● WORK REQUEST
Among the entries below, how many lines hold the word "Wklej"? Reply with the number only.

(Data records)
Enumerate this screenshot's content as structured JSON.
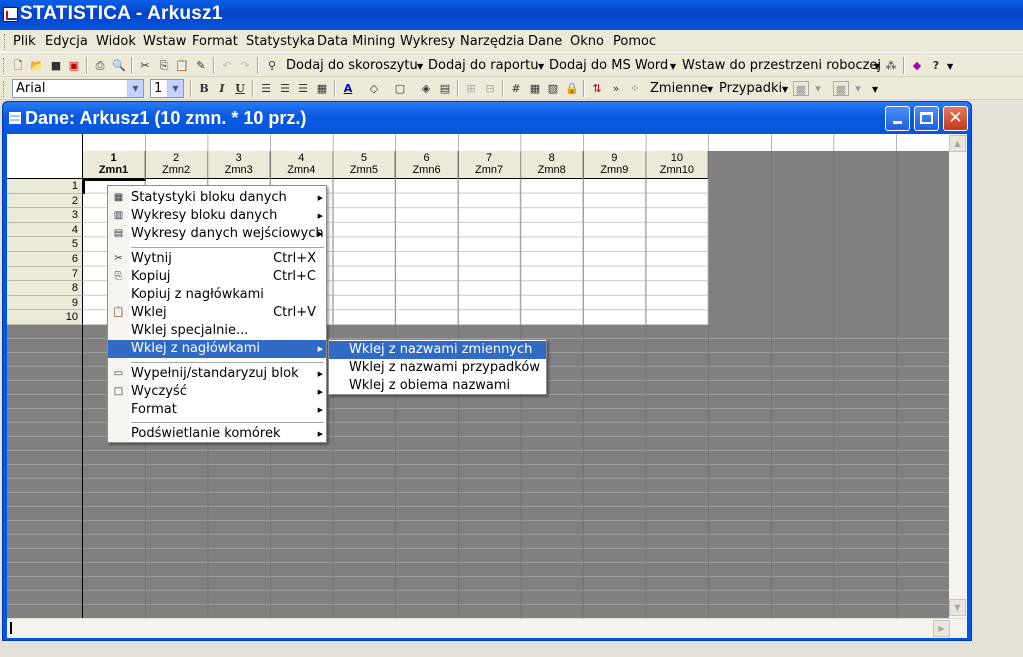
{
  "app": {
    "title": "STATISTICA - Arkusz1"
  },
  "menubar": [
    {
      "label": "Plik"
    },
    {
      "label": "Edycja"
    },
    {
      "label": "Widok"
    },
    {
      "label": "Wstaw"
    },
    {
      "label": "Format"
    },
    {
      "label": "Statystyka"
    },
    {
      "label": "Data Mining"
    },
    {
      "label": "Wykresy"
    },
    {
      "label": "Narzędzia"
    },
    {
      "label": "Dane"
    },
    {
      "label": "Okno"
    },
    {
      "label": "Pomoc"
    }
  ],
  "toolbar1": {
    "add_workbook": "Dodaj do skoroszytu",
    "add_report": "Dodaj do raportu",
    "add_word": "Dodaj do MS Word",
    "insert_workspace": "Wstaw do przestrzeni roboczej"
  },
  "toolbar2": {
    "font_name": "Arial",
    "font_size": "1",
    "bold": "B",
    "italic": "I",
    "underline": "U",
    "variables": "Zmienne",
    "cases": "Przypadki"
  },
  "window": {
    "title": "Dane: Arkusz1 (10 zmn. * 10 prz.)"
  },
  "sheet": {
    "columns": [
      {
        "num": "1",
        "name": "Zmn1"
      },
      {
        "num": "2",
        "name": "Zmn2"
      },
      {
        "num": "3",
        "name": "Zmn3"
      },
      {
        "num": "4",
        "name": "Zmn4"
      },
      {
        "num": "5",
        "name": "Zmn5"
      },
      {
        "num": "6",
        "name": "Zmn6"
      },
      {
        "num": "7",
        "name": "Zmn7"
      },
      {
        "num": "8",
        "name": "Zmn8"
      },
      {
        "num": "9",
        "name": "Zmn9"
      },
      {
        "num": "10",
        "name": "Zmn10"
      }
    ],
    "rows": [
      "1",
      "2",
      "3",
      "4",
      "5",
      "6",
      "7",
      "8",
      "9",
      "10"
    ]
  },
  "context_menu": {
    "items": [
      {
        "label": "Statystyki bloku danych",
        "icon": "table-stats-icon"
      },
      {
        "label": "Wykresy bloku danych",
        "icon": "chart-icon"
      },
      {
        "label": "Wykresy danych wejściowych",
        "icon": "chart-input-icon"
      },
      {
        "label": "Wytnij",
        "shortcut": "Ctrl+X",
        "icon": "scissors-icon"
      },
      {
        "label": "Kopiuj",
        "shortcut": "Ctrl+C",
        "icon": "copy-icon"
      },
      {
        "label": "Kopiuj z nagłówkami"
      },
      {
        "label": "Wklej",
        "shortcut": "Ctrl+V",
        "icon": "paste-icon"
      },
      {
        "label": "Wklej specjalnie..."
      },
      {
        "label": "Wklej z nagłówkami"
      },
      {
        "label": "Wypełnij/standaryzuj blok",
        "icon": "fill-icon"
      },
      {
        "label": "Wyczyść",
        "icon": "clear-icon"
      },
      {
        "label": "Format"
      },
      {
        "label": "Podświetlanie komórek"
      }
    ]
  },
  "submenu": {
    "items": [
      {
        "label": "Wklej z nazwami zmiennych"
      },
      {
        "label": "Wklej z nazwami przypadków"
      },
      {
        "label": "Wklej z obiema nazwami"
      }
    ]
  },
  "colors": {
    "highlight": "#316ac5",
    "titlebar": "#0a56dc",
    "sheet_gray": "#808080"
  }
}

● REPLY TO THE EXERCISE
6